======== Information shown

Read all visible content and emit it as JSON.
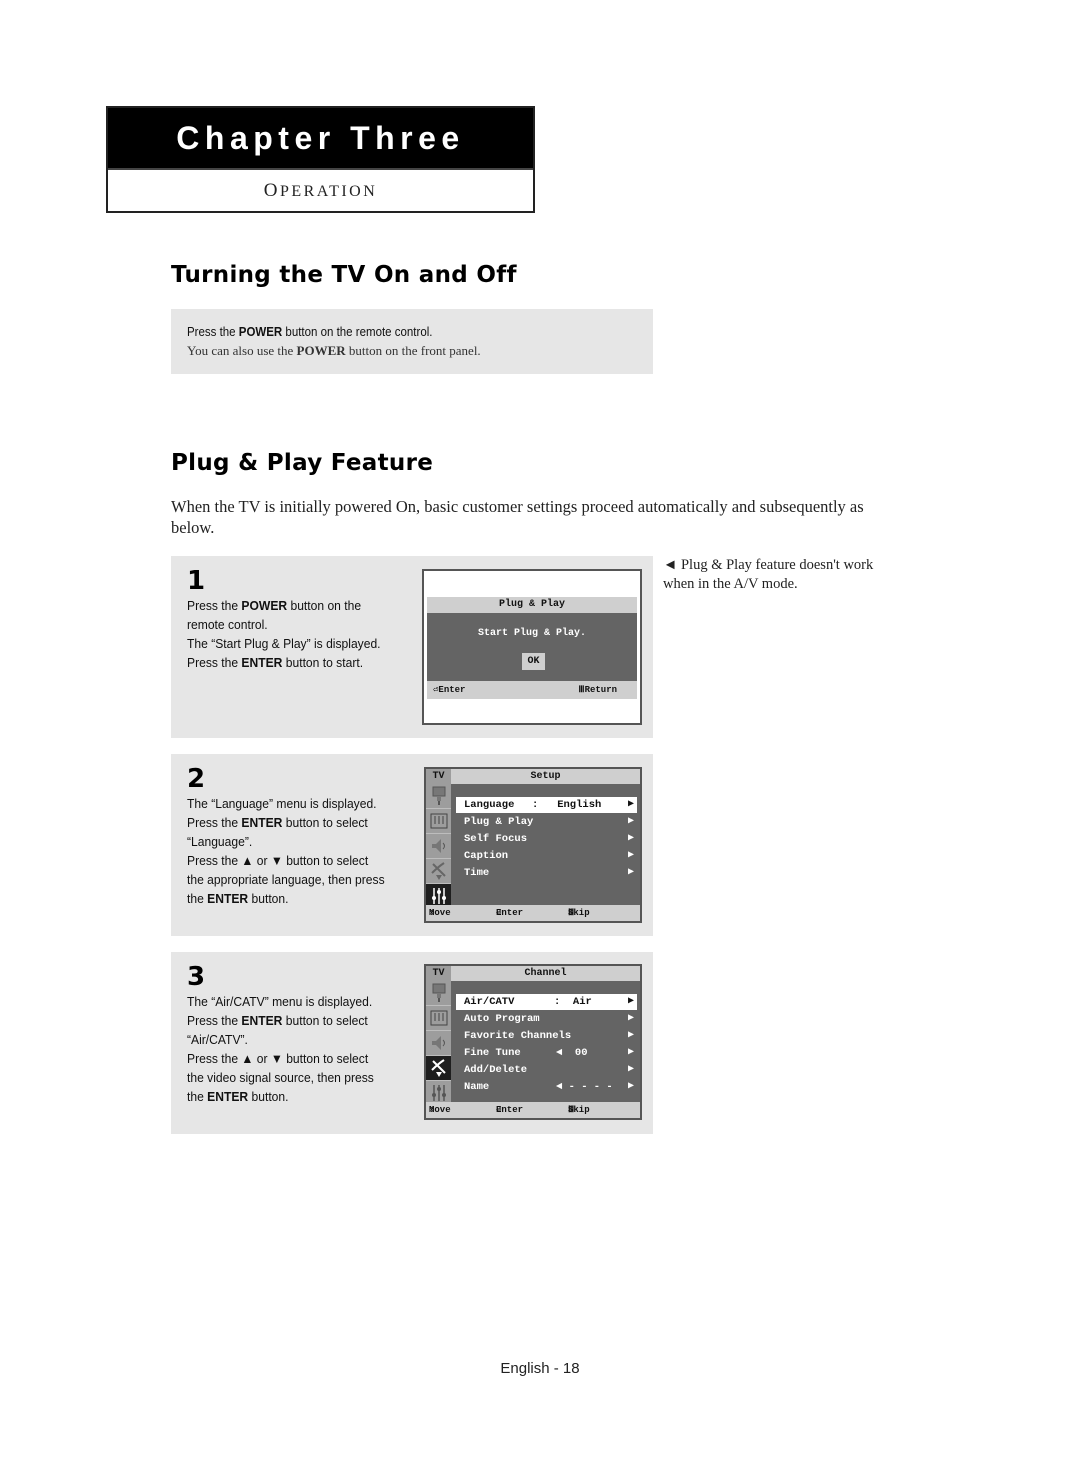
{
  "chapter": {
    "title": "Chapter Three",
    "subtitle_first": "O",
    "subtitle_rest": "PERATION"
  },
  "section1": {
    "heading": "Turning the TV On and Off",
    "note": {
      "line1_pre": "Press the ",
      "line1_bold": "POWER",
      "line1_post": " button on the remote control.",
      "line2_pre": "You can also use the ",
      "line2_bold": "POWER",
      "line2_post": " button on the front panel."
    }
  },
  "section2": {
    "heading": "Plug & Play Feature",
    "intro": "When the TV is initially powered On, basic customer settings proceed automatically and subsequently as below.",
    "side_note": "◄ Plug & Play feature doesn't work when in the A/V mode.",
    "steps": [
      {
        "number": "1",
        "lines": [
          {
            "pre": "Press the ",
            "bold": "POWER",
            "post": " button on the"
          },
          {
            "pre": "remote control.",
            "bold": "",
            "post": ""
          },
          {
            "pre": "The “Start Plug & Play” is displayed.",
            "bold": "",
            "post": ""
          },
          {
            "pre": "Press the ",
            "bold": "ENTER",
            "post": " button to start."
          }
        ],
        "screen": {
          "title": "Plug & Play",
          "message": "Start Plug & Play.",
          "ok_label": "OK",
          "footer_left": "Enter",
          "footer_right": "Return"
        }
      },
      {
        "number": "2",
        "lines": [
          {
            "pre": "The “Language” menu is displayed.",
            "bold": "",
            "post": ""
          },
          {
            "pre": "Press the ",
            "bold": "ENTER",
            "post": " button to select"
          },
          {
            "pre": "“Language”.",
            "bold": "",
            "post": ""
          },
          {
            "pre": "Press the ▲ or ▼ button to select",
            "bold": "",
            "post": ""
          },
          {
            "pre": "the appropriate language, then press",
            "bold": "",
            "post": ""
          },
          {
            "pre": "the ",
            "bold": "ENTER",
            "post": " button."
          }
        ],
        "screen": {
          "tv_label": "TV",
          "title": "Setup",
          "items": [
            {
              "label": "Language",
              "value": ":   English",
              "selected": true
            },
            {
              "label": "Plug & Play",
              "value": "",
              "selected": false
            },
            {
              "label": "Self Focus",
              "value": "",
              "selected": false
            },
            {
              "label": "Caption",
              "value": "",
              "selected": false
            },
            {
              "label": "Time",
              "value": "",
              "selected": false
            }
          ],
          "footer": {
            "move": "Move",
            "enter": "Enter",
            "skip": "Skip"
          }
        }
      },
      {
        "number": "3",
        "lines": [
          {
            "pre": "The “Air/CATV” menu is displayed.",
            "bold": "",
            "post": ""
          },
          {
            "pre": "Press the ",
            "bold": "ENTER",
            "post": " button to select"
          },
          {
            "pre": "“Air/CATV”.",
            "bold": "",
            "post": ""
          },
          {
            "pre": "Press the ▲ or ▼ button to select",
            "bold": "",
            "post": ""
          },
          {
            "pre": "the video signal source, then press",
            "bold": "",
            "post": ""
          },
          {
            "pre": "the ",
            "bold": "ENTER",
            "post": " button."
          }
        ],
        "screen": {
          "tv_label": "TV",
          "title": "Channel",
          "items": [
            {
              "label": "Air/CATV",
              "value": ":  Air",
              "selected": true
            },
            {
              "label": "Auto Program",
              "value": "",
              "selected": false
            },
            {
              "label": "Favorite Channels",
              "value": "",
              "selected": false
            },
            {
              "label": "Fine Tune",
              "value": "◄  00",
              "selected": false
            },
            {
              "label": "Add/Delete",
              "value": "",
              "selected": false
            },
            {
              "label": "Name",
              "value": "◄ - - - -",
              "selected": false
            }
          ],
          "footer": {
            "move": "Move",
            "enter": "Enter",
            "skip": "Skip"
          }
        }
      }
    ]
  },
  "footer": {
    "page_label": "English - 18"
  }
}
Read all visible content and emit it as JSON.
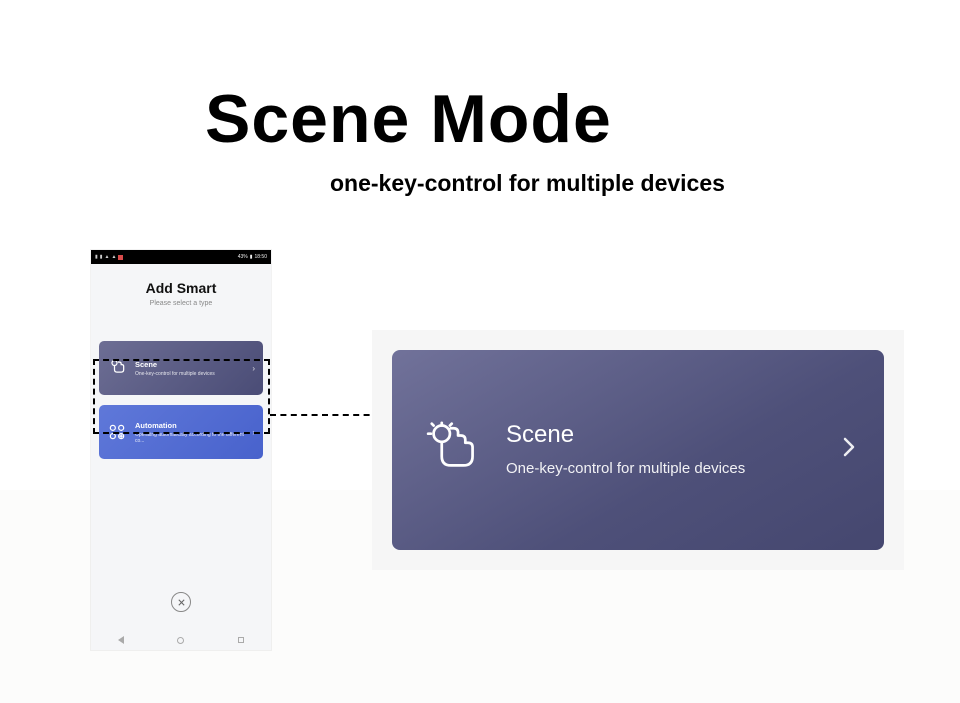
{
  "header": {
    "title": "Scene Mode",
    "subtitle": "one-key-control for multiple devices"
  },
  "phone": {
    "status": {
      "battery_text": "43%",
      "time": "18:50"
    },
    "heading": "Add Smart",
    "subheading": "Please select a type",
    "cards": {
      "scene": {
        "title": "Scene",
        "desc": "One-key-control for multiple devices"
      },
      "automation": {
        "title": "Automation",
        "desc": "Operating automatically according to the different co..."
      }
    }
  },
  "detail": {
    "title": "Scene",
    "desc": "One-key-control for multiple devices"
  }
}
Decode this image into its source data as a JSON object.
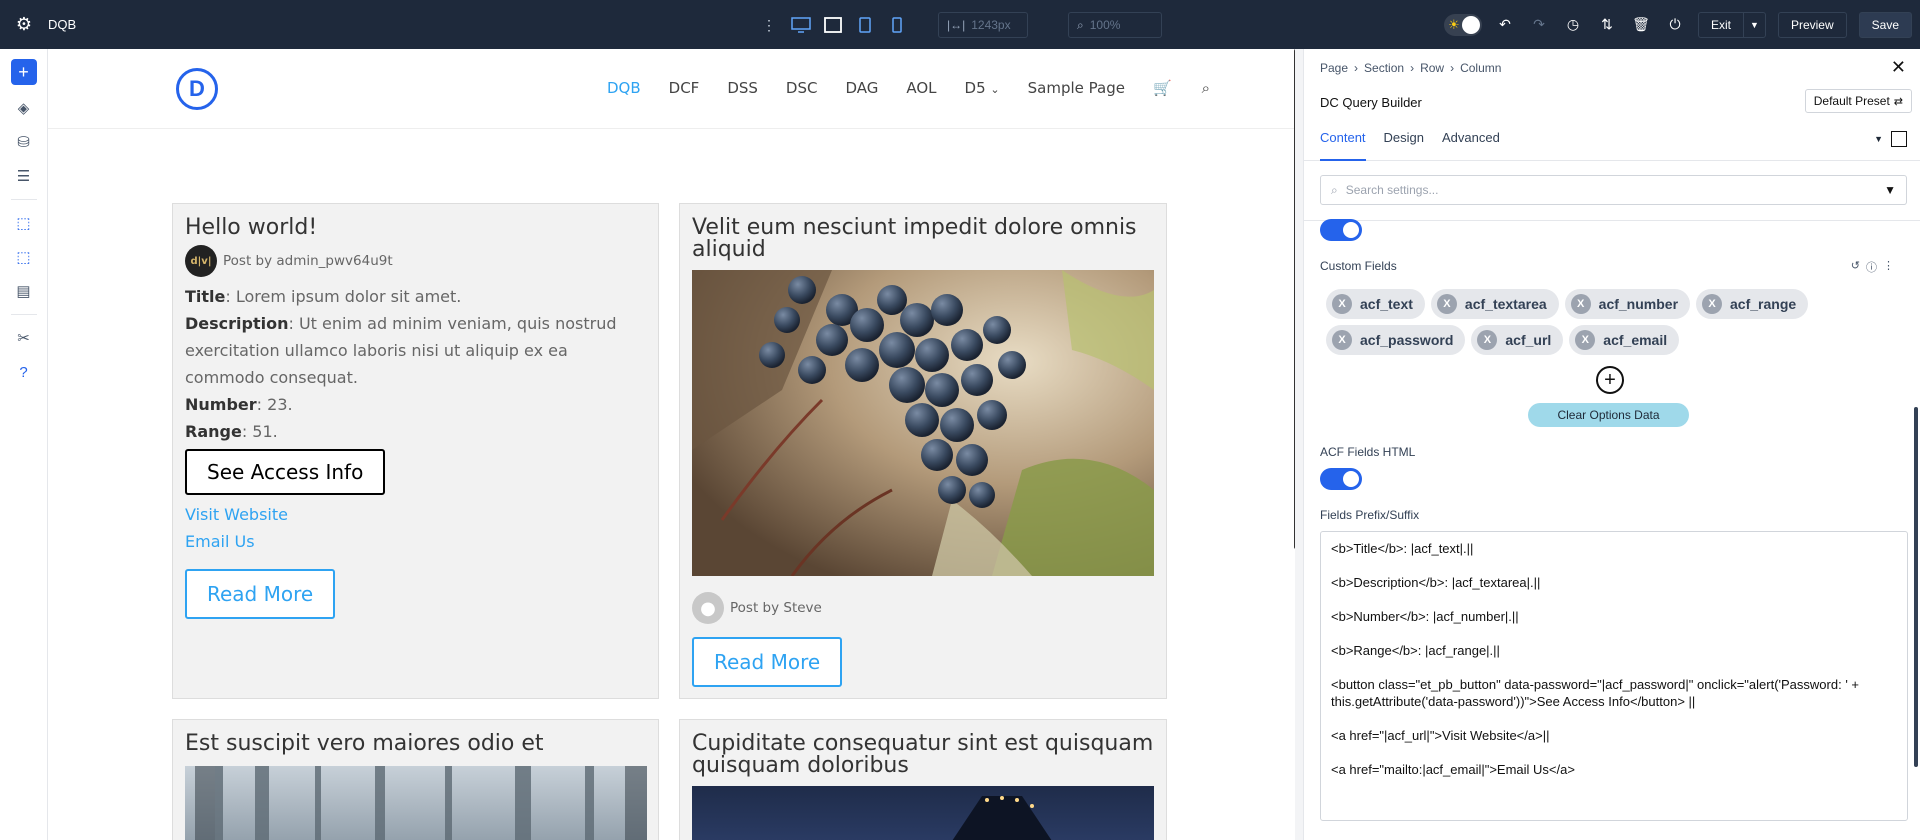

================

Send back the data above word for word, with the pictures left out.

Read all visible content and emit it as JSON.
{
  "chapter": {
    "title": "Chapter Three",
    "subtitle_first": "O",
    "subtitle_rest": "PERATION"
  },
  "section1": {
    "heading": "Turning the TV On and Off",
    "note": {
      "line1_pre": "Press the ",
      "line1_bold": "POWER",
      "line1_post": " button on the remote control.",
      "line2_pre": "You can also use the ",
      "line2_bold": "POWER",
      "line2_post": " button on the front panel."
    }
  },
  "section2": {
    "heading": "Plug & Play Feature",
    "intro": "When the TV is initially powered On, basic customer settings proceed automatically and subsequently as below.",
    "side_note": "◄ Plug & Play feature doesn't work when in the A/V mode.",
    "steps": [
      {
        "number": "1",
        "lines": [
          {
            "pre": "Press the ",
            "bold": "POWER",
            "post": " button on the"
          },
          {
            "pre": "remote control.",
            "bold": "",
            "post": ""
          },
          {
            "pre": "The “Start Plug & Play” is displayed.",
            "bold": "",
            "post": ""
          },
          {
            "pre": "Press the ",
            "bold": "ENTER",
            "post": " button to start."
          }
        ],
        "screen": {
          "title": "Plug & Play",
          "message": "Start Plug & Play.",
          "ok_label": "OK",
          "footer_left": "Enter",
          "footer_right": "Return"
        }
      },
      {
        "number": "2",
        "lines": [
          {
            "pre": "The “Language” menu is displayed.",
            "bold": "",
            "post": ""
          },
          {
            "pre": "Press the ",
            "bold": "ENTER",
            "post": " button to select"
          },
          {
            "pre": "“Language”.",
            "bold": "",
            "post": ""
          },
          {
            "pre": "Press the ▲ or ▼ button to select",
            "bold": "",
            "post": ""
          },
          {
            "pre": "the appropriate language, then press",
            "bold": "",
            "post": ""
          },
          {
            "pre": "the ",
            "bold": "ENTER",
            "post": " button."
          }
        ],
        "screen": {
          "tv_label": "TV",
          "title": "Setup",
          "items": [
            {
              "label": "Language",
              "value": ":   English",
              "selected": true
            },
            {
              "label": "Plug & Play",
              "value": "",
              "selected": false
            },
            {
              "label": "Self Focus",
              "value": "",
              "selected": false
            },
            {
              "label": "Caption",
              "value": "",
              "selected": false
            },
            {
              "label": "Time",
              "value": "",
              "selected": false
            }
          ],
          "footer": {
            "move": "Move",
            "enter": "Enter",
            "skip": "Skip"
          }
        }
      },
      {
        "number": "3",
        "lines": [
          {
            "pre": "The “Air/CATV” menu is displayed.",
            "bold": "",
            "post": ""
          },
          {
            "pre": "Press the ",
            "bold": "ENTER",
            "post": " button to select"
          },
          {
            "pre": "“Air/CATV”.",
            "bold": "",
            "post": ""
          },
          {
            "pre": "Press the ▲ or ▼ button to select",
            "bold": "",
            "post": ""
          },
          {
            "pre": "the video signal source, then press",
            "bold": "",
            "post": ""
          },
          {
            "pre": "the ",
            "bold": "ENTER",
            "post": " button."
          }
        ],
        "screen": {
          "tv_label": "TV",
          "title": "Channel",
          "items": [
            {
              "label": "Air/CATV",
              "value": ":  Air",
              "selected": true
            },
            {
              "label": "Auto Program",
              "value": "",
              "selected": false
            },
            {
              "label": "Favorite Channels",
              "value": "",
              "selected": false
            },
            {
              "label": "Fine Tune",
              "value": "◄  00",
              "selected": false
            },
            {
              "label": "Add/Delete",
              "value": "",
              "selected": false
            },
            {
              "label": "Name",
              "value": "◄ - - - -",
              "selected": false
            }
          ],
          "footer": {
            "move": "Move",
            "enter": "Enter",
            "skip": "Skip"
          }
        }
      }
    ]
  },
  "footer": {
    "page_label": "English - 18"
  }
}
Read all visible content and emit it as JSON.
{
  "header": {
    "title": "Scene Mode",
    "subtitle": "one-key-control for multiple devices"
  },
  "phone": {
    "status": {
      "battery_text": "43%",
      "time": "18:50"
    },
    "heading": "Add Smart",
    "subheading": "Please select a type",
    "cards": {
      "scene": {
        "title": "Scene",
        "desc": "One-key-control for multiple devices"
      },
      "automation": {
        "title": "Automation",
        "desc": "Operating automatically according to the different co..."
      }
    }
  },
  "detail": {
    "title": "Scene",
    "desc": "One-key-control for multiple devices"
  }
}
Decode this image into its source data as a JSON object.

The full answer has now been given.